Being interested in maps in general, and specifically vector data, of course I had to take the new Google Maps for a spin. Vector data aside, what fascinated me most was the option to display photos of the current location in the bottom of the screen. Seeing actual photos is incredibly more useful than being shown 100 identical icons indicating that someone took a photo of something here.
Using this new show-photos-of-your-current-location feature, I panned to Saint Petersburg. There I laid eyes on the most beatiful ship I have seen in a long time, the Aurora!
There is even an arrow from the thumbnail pointing to the location on the map, of the thing you are looking at. As an academic sidenote, any real photograph depicts more than a single point on a map (unless you are infinitely close to the object when photographing it). Also I expect the, probably crowd-sourced points, to be off in some cases. But who cares! This is neo-geography, it’s all about value, not about precision.
Coming back to vector data, the new Google Maps has another feature I really like. The feature that is soo obvious, and it is strange that it has been missing for so long. That you can click on objects on the map, and get useful information about the thing you clicked on. Of course you can’t click on every single coordinate and get useful information. I’m guessing that places get a clickable icon if some credible web source has something interesting to say about it.
Here is me clicking on stuff willy-nilly in Samarkand.
A negative comment is that I now have no idea (after trying for about 10 seconds, which is my budget for these types of things) of how to share a place that I’m looking at with a friend by getting a direct link that I can paste in an email. My immidiate feeling was that this quite useful feature had to wait in the dressing room, while the flashy new features were on stage. Hope it comes back in a form that is even more awesome than before (ok, getting a link to the current location is perhaps more useful than awesome to be honest).

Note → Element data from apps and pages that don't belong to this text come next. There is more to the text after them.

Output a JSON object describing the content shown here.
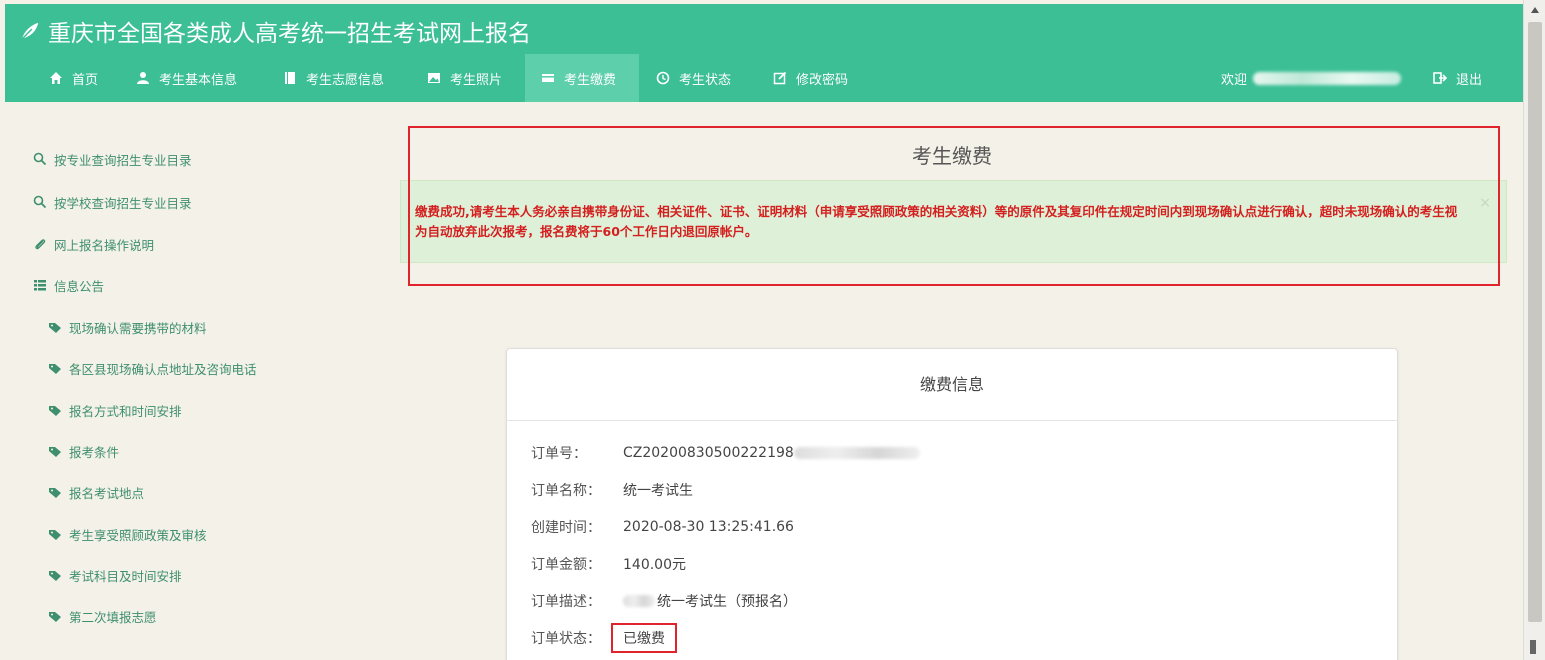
{
  "header": {
    "title": "重庆市全国各类成人高考统一招生考试网上报名",
    "nav": [
      {
        "label": "首页",
        "icon": "home-icon"
      },
      {
        "label": "考生基本信息",
        "icon": "user-icon"
      },
      {
        "label": "考生志愿信息",
        "icon": "book-icon"
      },
      {
        "label": "考生照片",
        "icon": "picture-icon"
      },
      {
        "label": "考生缴费",
        "icon": "credit-card-icon",
        "active": true
      },
      {
        "label": "考生状态",
        "icon": "clock-icon"
      },
      {
        "label": "修改密码",
        "icon": "edit-icon"
      }
    ],
    "welcome_label": "欢迎",
    "logout_label": "退出"
  },
  "sidebar": {
    "links": [
      {
        "label": "按专业查询招生专业目录",
        "icon": "search-icon"
      },
      {
        "label": "按学校查询招生专业目录",
        "icon": "search-icon"
      },
      {
        "label": "网上报名操作说明",
        "icon": "paperclip-icon"
      }
    ],
    "section_heading": "信息公告",
    "announcements": [
      "现场确认需要携带的材料",
      "各区县现场确认点地址及咨询电话",
      "报名方式和时间安排",
      "报考条件",
      "报名考试地点",
      "考生享受照顾政策及审核",
      "考试科目及时间安排",
      "第二次填报志愿"
    ]
  },
  "main": {
    "panel_title": "考生缴费",
    "alert": {
      "text": "缴费成功,请考生本人务必亲自携带身份证、相关证件、证书、证明材料（申请享受照顾政策的相关资料）等的原件及其复印件在规定时间内到现场确认点进行确认，超时未现场确认的考生视为自动放弃此次报考，报名费将于60个工作日内退回原帐户。",
      "close": "×"
    },
    "payment": {
      "title": "缴费信息",
      "rows": [
        {
          "label": "订单号：",
          "value": "CZ20200830500222198"
        },
        {
          "label": "订单名称：",
          "value": "统一考试生"
        },
        {
          "label": "创建时间：",
          "value": "2020-08-30 13:25:41.66"
        },
        {
          "label": "订单金额：",
          "value": "140.00元"
        },
        {
          "label": "订单描述：",
          "value": "统一考试生（预报名）"
        },
        {
          "label": "订单状态：",
          "value": "已缴费"
        }
      ]
    }
  }
}
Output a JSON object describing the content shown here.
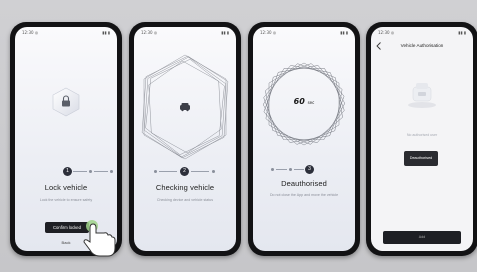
{
  "colors": {
    "background": "#c9c9cc",
    "phone_frame": "#121214",
    "screen_bg": "#f2f3f7",
    "dark_button": "#1e1f24",
    "step_active": "#2c2f3a",
    "step_inactive": "#8a8f9b"
  },
  "phones": [
    {
      "status_left": "12:30 ◎",
      "status_right": "▮▮ ▮",
      "icon": "lock-icon",
      "step_active_number": "1",
      "title": "Lock vehicle",
      "description": "Lock the vehicle to ensure safety",
      "primary_button": "Confirm locked",
      "secondary_link": "Back",
      "overlay_icon": "tap-hand-icon"
    },
    {
      "status_left": "12:30 ◎",
      "status_right": "▮▮ ▮",
      "icon": "car-icon",
      "step_active_number": "2",
      "title": "Checking vehicle",
      "description": "Checking device and vehicle status"
    },
    {
      "status_left": "12:30 ◎",
      "status_right": "▮▮ ▮",
      "countdown_value": "60",
      "countdown_unit": "sec",
      "step_active_number": "3",
      "title": "Deauthorised",
      "description": "Do not close the App and move the vehicle"
    },
    {
      "status_left": "12:30 ◎",
      "status_right": "▮▮ ▮",
      "nav_title": "Vehicle Authorisation",
      "back_icon": "chevron-left-icon",
      "illustration": "car-device-illustration",
      "status_text": "No authorised user",
      "status_badge": "Deauthorised",
      "bottom_button": "Add"
    }
  ]
}
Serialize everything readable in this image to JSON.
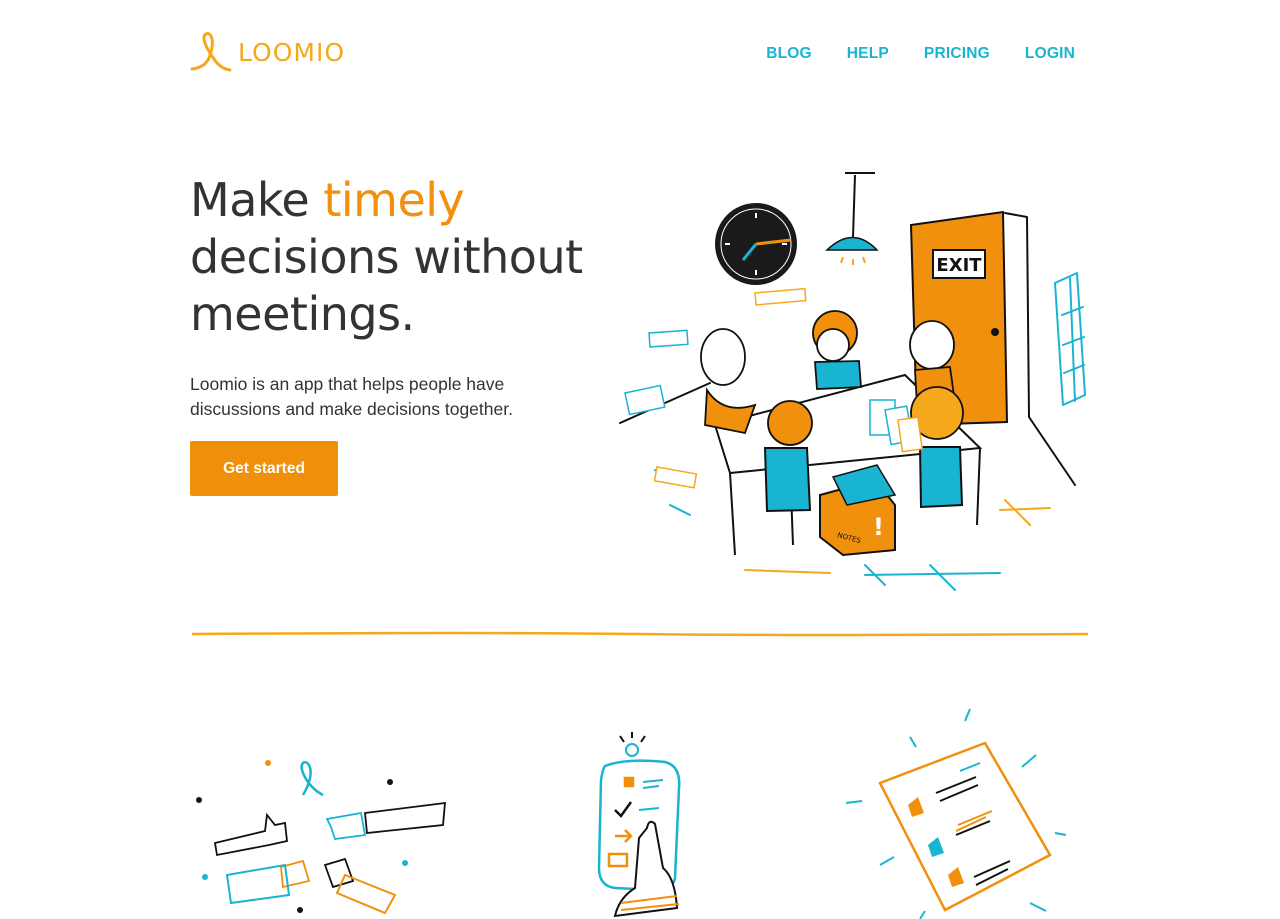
{
  "header": {
    "logo_text": "LOOMIO",
    "nav": {
      "blog": "BLOG",
      "help": "HELP",
      "pricing": "PRICING",
      "login": "LOGIN"
    }
  },
  "hero": {
    "headline_pre": "Make ",
    "headline_accent": "timely",
    "headline_post": " decisions without meetings.",
    "subtitle": "Loomio is an app that helps people have discussions and make decisions together.",
    "cta_label": "Get started",
    "illustration": {
      "sign_text": "EXIT",
      "box_text": "NOTES"
    }
  },
  "features": {
    "icons": [
      "thumbs-up-hands-icon",
      "phone-notifications-icon",
      "document-votes-icon"
    ]
  },
  "colors": {
    "accent_orange": "#ef8f0a",
    "logo_orange": "#f6a81c",
    "nav_cyan": "#19b4d1",
    "text_dark": "#333333"
  }
}
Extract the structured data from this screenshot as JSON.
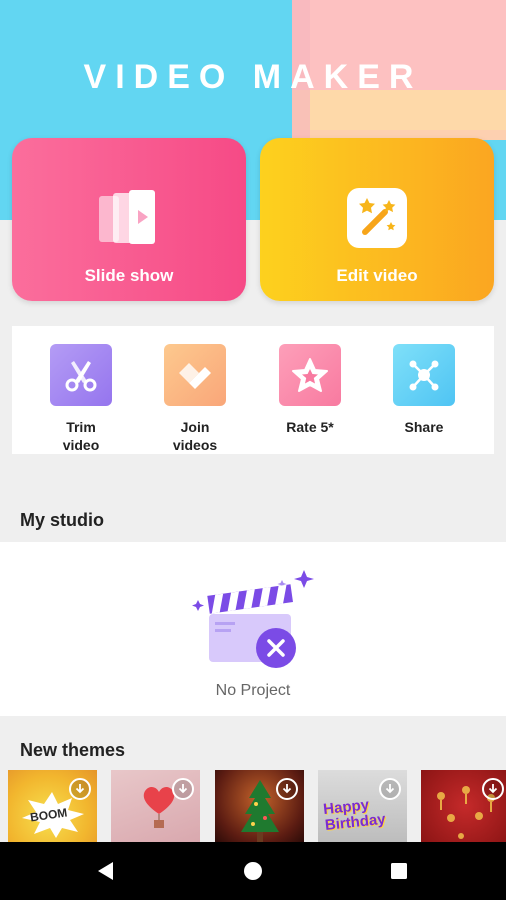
{
  "header": {
    "title": "VIDEO MAKER"
  },
  "main_cards": [
    {
      "label": "Slide show",
      "icon": "slideshow-icon"
    },
    {
      "label": "Edit video",
      "icon": "magic-wand-icon"
    }
  ],
  "tools": [
    {
      "label": "Trim\nvideo",
      "icon": "scissors-icon"
    },
    {
      "label": "Join\nvideos",
      "icon": "join-icon"
    },
    {
      "label": "Rate 5*",
      "icon": "star-icon"
    },
    {
      "label": "Share",
      "icon": "share-icon"
    }
  ],
  "studio": {
    "title": "My studio",
    "empty_text": "No Project"
  },
  "themes": {
    "title": "New themes",
    "items": [
      {
        "text": "BOOM",
        "icon": "download-icon"
      },
      {
        "text": "",
        "icon": "download-icon"
      },
      {
        "text": "",
        "icon": "download-icon"
      },
      {
        "text": "Happy Birthday",
        "icon": "download-icon"
      },
      {
        "text": "",
        "icon": "download-icon"
      }
    ]
  },
  "colors": {
    "header_bg": "#62d6f2",
    "slide_card": "#f64a86",
    "edit_card": "#fba621",
    "accent_purple": "#7b4be6"
  },
  "navigation": [
    {
      "icon": "back-icon"
    },
    {
      "icon": "home-icon"
    },
    {
      "icon": "recents-icon"
    }
  ]
}
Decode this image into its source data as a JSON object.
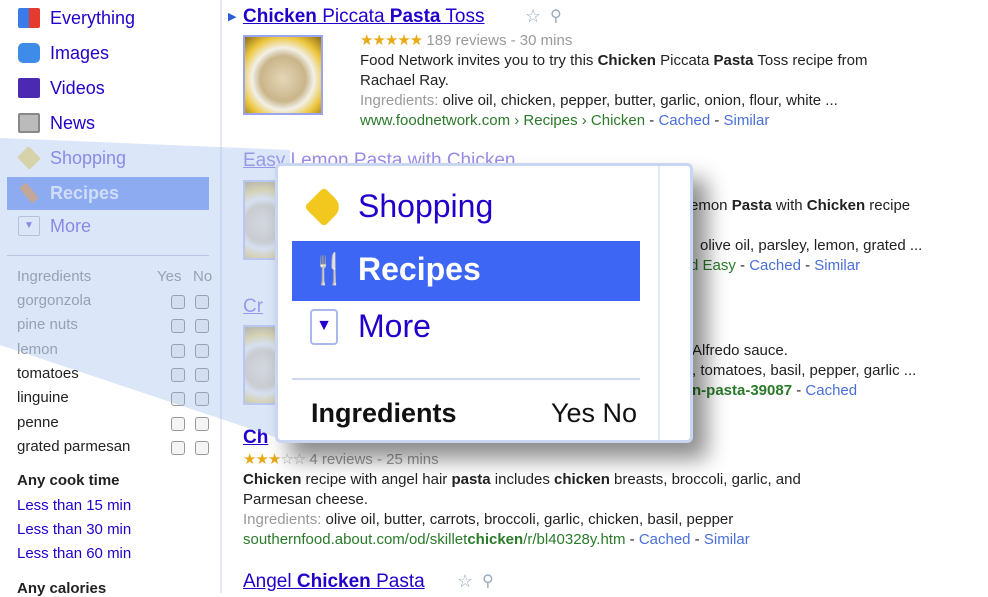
{
  "sidebar": {
    "nav": [
      {
        "label": "Everything",
        "icon": "everything-icon"
      },
      {
        "label": "Images",
        "icon": "camera-icon"
      },
      {
        "label": "Videos",
        "icon": "film-icon"
      },
      {
        "label": "News",
        "icon": "newspaper-icon"
      },
      {
        "label": "Shopping",
        "icon": "price-tag-icon"
      },
      {
        "label": "Recipes",
        "icon": "utensils-icon",
        "selected": true
      },
      {
        "label": "More",
        "icon": "chevron-down-icon"
      }
    ],
    "ingredients_header": "Ingredients",
    "yes": "Yes",
    "no": "No",
    "ingredients": [
      "gorgonzola",
      "pine nuts",
      "lemon",
      "tomatoes",
      "linguine",
      "penne",
      "grated parmesan"
    ],
    "cook_time_header": "Any cook time",
    "cook_times": [
      "Less than 15 min",
      "Less than 30 min",
      "Less than 60 min"
    ],
    "calories_header": "Any calories"
  },
  "results": [
    {
      "title_parts": [
        "Chicken",
        " Piccata ",
        "Pasta",
        " Toss"
      ],
      "rating": 5,
      "meta": "189 reviews - 30 mins",
      "snippet1_a": "Food Network invites you to try this ",
      "snippet1_b": "Chicken",
      "snippet1_c": " Piccata ",
      "snippet1_d": "Pasta",
      "snippet1_e": " Toss recipe from",
      "snippet2": "Rachael Ray.",
      "ing_label": "Ingredients:",
      "ingredients": " olive oil, chicken, pepper, butter, garlic, onion, flour, white ...",
      "url": "www.foodnetwork.com › Recipes › Chicken",
      "cached": "Cached",
      "similar": "Similar"
    },
    {
      "title": "Easy Lemon Pasta with Chicken",
      "snippet_a": "emon ",
      "snippet_b": "Pasta",
      "snippet_c": " with ",
      "snippet_d": "Chicken",
      "snippet_e": " recipe",
      "ingredients": "olive oil, parsley, lemon, grated ...",
      "url": "d Easy",
      "cached": "Cached",
      "similar": "Similar"
    },
    {
      "title": "Cr",
      "snippet": "Alfredo sauce.",
      "ingredients": ", tomatoes, basil, pepper, garlic ...",
      "url": "n-pasta-39087",
      "cached": "Cached"
    },
    {
      "title": "Ch",
      "rating": 3,
      "meta": "4 reviews - 25 mins",
      "snippet1_a": "Chicken",
      "snippet1_b": " recipe with angel hair ",
      "snippet1_c": "pasta",
      "snippet1_d": " includes ",
      "snippet1_e": "chicken",
      "snippet1_f": " breasts, broccoli, garlic, and",
      "snippet2": "Parmesan cheese.",
      "ing_label": "Ingredients:",
      "ingredients": " olive oil, butter, carrots, broccoli, garlic, chicken, basil, pepper",
      "url_a": "southernfood.about.com/od/skillet",
      "url_b": "chicken",
      "url_c": "/r/bl40328y.htm",
      "cached": "Cached",
      "similar": "Similar"
    },
    {
      "title_a": "Angel ",
      "title_b": "Chicken",
      "title_c": " Pasta"
    }
  ],
  "callout": {
    "shopping": "Shopping",
    "recipes": "Recipes",
    "more": "More",
    "ingredients": "Ingredients",
    "yes_no": "Yes No"
  },
  "colors": {
    "link": "#2200cc",
    "highlight": "#3d66f5",
    "url": "#2a7a2a",
    "star": "#e8a917"
  }
}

To sum up my experience, I feel like a little boy again, flipping through the pages of my parents atlas. Wondering about all the magnificent places one can visit on Earth. Thanks for that, Google!